In her initimable style, Michelle Malkin rips President Bush for pardoning a South Texas rancher convicted for hiring undocumented workers to harvest watermelons 16 years ago. The rancher had paid a fine and served two years of probation after his conviction.
Conservative bloggers like Malkin are especially critical because the President's latest pardons do not include Border Patrol Agents Ignacio Ramos and Jose Compean, who are in prison for shooting a fleeing drug smuggler.
Dan Kowalski jiokes that President Bush should pardon those indocumented workers convicted after the Postville raid.
For more information about President Bush's pardon of the rancher, click here.
Pamela Constable writes for the Washington Post:
A year ago, Yunis Sandivar's travel agency in Arlington County was doing a brisk business in round-trip holiday tickets to Bolivia, Peru, Guatemala and El Salvador. This season, she says, those ticket sales have fallen by 40 percent compared with last December, and a surprising number of customers are buying one-way tickets home -- temporarily giving up on the U.S. economy after years of legal residency.
"Normally at this time, we are full of people, but just look around. The office is empty. We would not survive except for the one-way tickets," Sandivar said. "Our community is facing a very crude reality right now. People have lost their houses, their jobs, their businesses. They are not going home to see their families -- they are going home until the situation here improves. It is going to be a very sad Christmas."
Among the estimated half-million Latin American immigrants in the Washington region, Christmas has long been a season of sentimental and physical reconnection. Extended families are separated by relatively short distances, united by Christian traditions and accustomed to exchanging gifts -- shipped by Hispanic-owned courier services -- including electric appliances and children's party clothes.
This year, however, the area's Latino communities have been hit hard by the national economic slump, with the construction trade devastated by the financial crisis, service industries laying off workers and immigrant small-businesses owners hurt because their customers are without work. Click here for the rest of the story.

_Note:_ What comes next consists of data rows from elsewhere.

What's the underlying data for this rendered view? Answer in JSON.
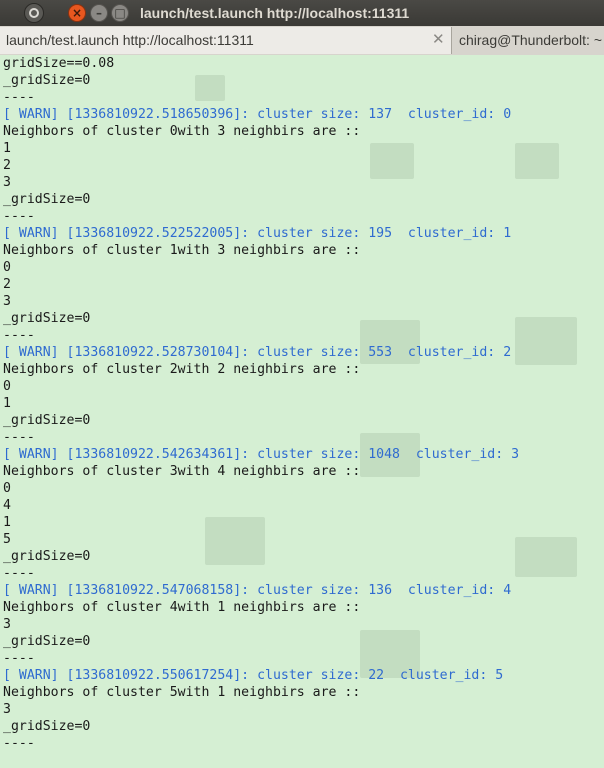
{
  "window": {
    "title": "launch/test.launch http://localhost:11311"
  },
  "tabs": [
    {
      "label": "launch/test.launch http://localhost:11311",
      "active": true
    },
    {
      "label": "chirag@Thunderbolt: ~",
      "active": false
    }
  ],
  "tab_close_icon": "✕",
  "colors": {
    "terminal_bg": "#d5efd3",
    "text": "#1a1a1a",
    "warn": "#2f6bd0"
  },
  "terminal": {
    "lines": [
      {
        "text": "gridSize==0.08",
        "type": "normal"
      },
      {
        "text": "_gridSize=0",
        "type": "normal"
      },
      {
        "text": "----",
        "type": "normal"
      },
      {
        "text": "[ WARN] [1336810922.518650396]: cluster size: 137  cluster_id: 0",
        "type": "warn"
      },
      {
        "text": "Neighbors of cluster 0with 3 neighbirs are ::",
        "type": "normal"
      },
      {
        "text": "1",
        "type": "normal"
      },
      {
        "text": "2",
        "type": "normal"
      },
      {
        "text": "3",
        "type": "normal"
      },
      {
        "text": "_gridSize=0",
        "type": "normal"
      },
      {
        "text": "----",
        "type": "normal"
      },
      {
        "text": "[ WARN] [1336810922.522522005]: cluster size: 195  cluster_id: 1",
        "type": "warn"
      },
      {
        "text": "Neighbors of cluster 1with 3 neighbirs are ::",
        "type": "normal"
      },
      {
        "text": "0",
        "type": "normal"
      },
      {
        "text": "2",
        "type": "normal"
      },
      {
        "text": "3",
        "type": "normal"
      },
      {
        "text": "_gridSize=0",
        "type": "normal"
      },
      {
        "text": "----",
        "type": "normal"
      },
      {
        "text": "[ WARN] [1336810922.528730104]: cluster size: 553  cluster_id: 2",
        "type": "warn"
      },
      {
        "text": "Neighbors of cluster 2with 2 neighbirs are ::",
        "type": "normal"
      },
      {
        "text": "0",
        "type": "normal"
      },
      {
        "text": "1",
        "type": "normal"
      },
      {
        "text": "_gridSize=0",
        "type": "normal"
      },
      {
        "text": "----",
        "type": "normal"
      },
      {
        "text": "[ WARN] [1336810922.542634361]: cluster size: 1048  cluster_id: 3",
        "type": "warn"
      },
      {
        "text": "Neighbors of cluster 3with 4 neighbirs are ::",
        "type": "normal"
      },
      {
        "text": "0",
        "type": "normal"
      },
      {
        "text": "4",
        "type": "normal"
      },
      {
        "text": "1",
        "type": "normal"
      },
      {
        "text": "5",
        "type": "normal"
      },
      {
        "text": "_gridSize=0",
        "type": "normal"
      },
      {
        "text": "----",
        "type": "normal"
      },
      {
        "text": "[ WARN] [1336810922.547068158]: cluster size: 136  cluster_id: 4",
        "type": "warn"
      },
      {
        "text": "Neighbors of cluster 4with 1 neighbirs are ::",
        "type": "normal"
      },
      {
        "text": "3",
        "type": "normal"
      },
      {
        "text": "_gridSize=0",
        "type": "normal"
      },
      {
        "text": "----",
        "type": "normal"
      },
      {
        "text": "[ WARN] [1336810922.550617254]: cluster size: 22  cluster_id: 5",
        "type": "warn"
      },
      {
        "text": "Neighbors of cluster 5with 1 neighbirs are ::",
        "type": "normal"
      },
      {
        "text": "3",
        "type": "normal"
      },
      {
        "text": "_gridSize=0",
        "type": "normal"
      },
      {
        "text": "----",
        "type": "normal"
      }
    ]
  }
}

For a great Christmas story from New America Media, click here. Activists organized a toy drive for children detained along with their immigrant parents behind the concrete walls and barbed wire fences of the infamous T. Don Hutto Detention Center. Santa Claus was only able to deliver the gifts after litigation and many protests.
Wednesday, December 24, 2008
Anna Gorman writes for the Los Angeles Times:
Consular officials in Los Angeles are urging Salvadorans to renew their immigration papers by a Dec. 30 deadline to avoid risking deportation.
About 229,000 Salvadorans are eligible for temporary protected status, but only about 39%, or 90,340, have submitted applications, according to U.S. Citizenship and Immigration Services.
El Salvador's consul general in Los Angeles, Hector Hugo Herrera, said Tuesday he believed many haven't completed the paperwork because they cannot afford the $80 fee for the fingerprints and the $340 fee for the work permit.
"They are leaving it to the last moment because they don't have sufficient money," he said, adding that many have lost jobs or hours because of the declining economy. Click here for the rest of the story.
I ran aceoss an interesting blog that readers might find of interest, Feet in 2 Worlds: Telling the Story's of Today's Immigrants. Check out some recent stories:
- Online revolt against Arizona Sheriff Joe Arpaio.
- Obama’s Latino Problem: Disappointment over cabinet picks
- Turned Away at the Border: Poles shocked at treatment at NY airports
- Recession not pushing migrants back to Mexico after all.
States Without Nations has a story about David Lopez (a pseudonym), a U.S. citizen, was detained by ICE and subject to a removal order to Mexico, even though the Immigration and Customs Enforcement Agency has no jurisdiction over U.S. citizens.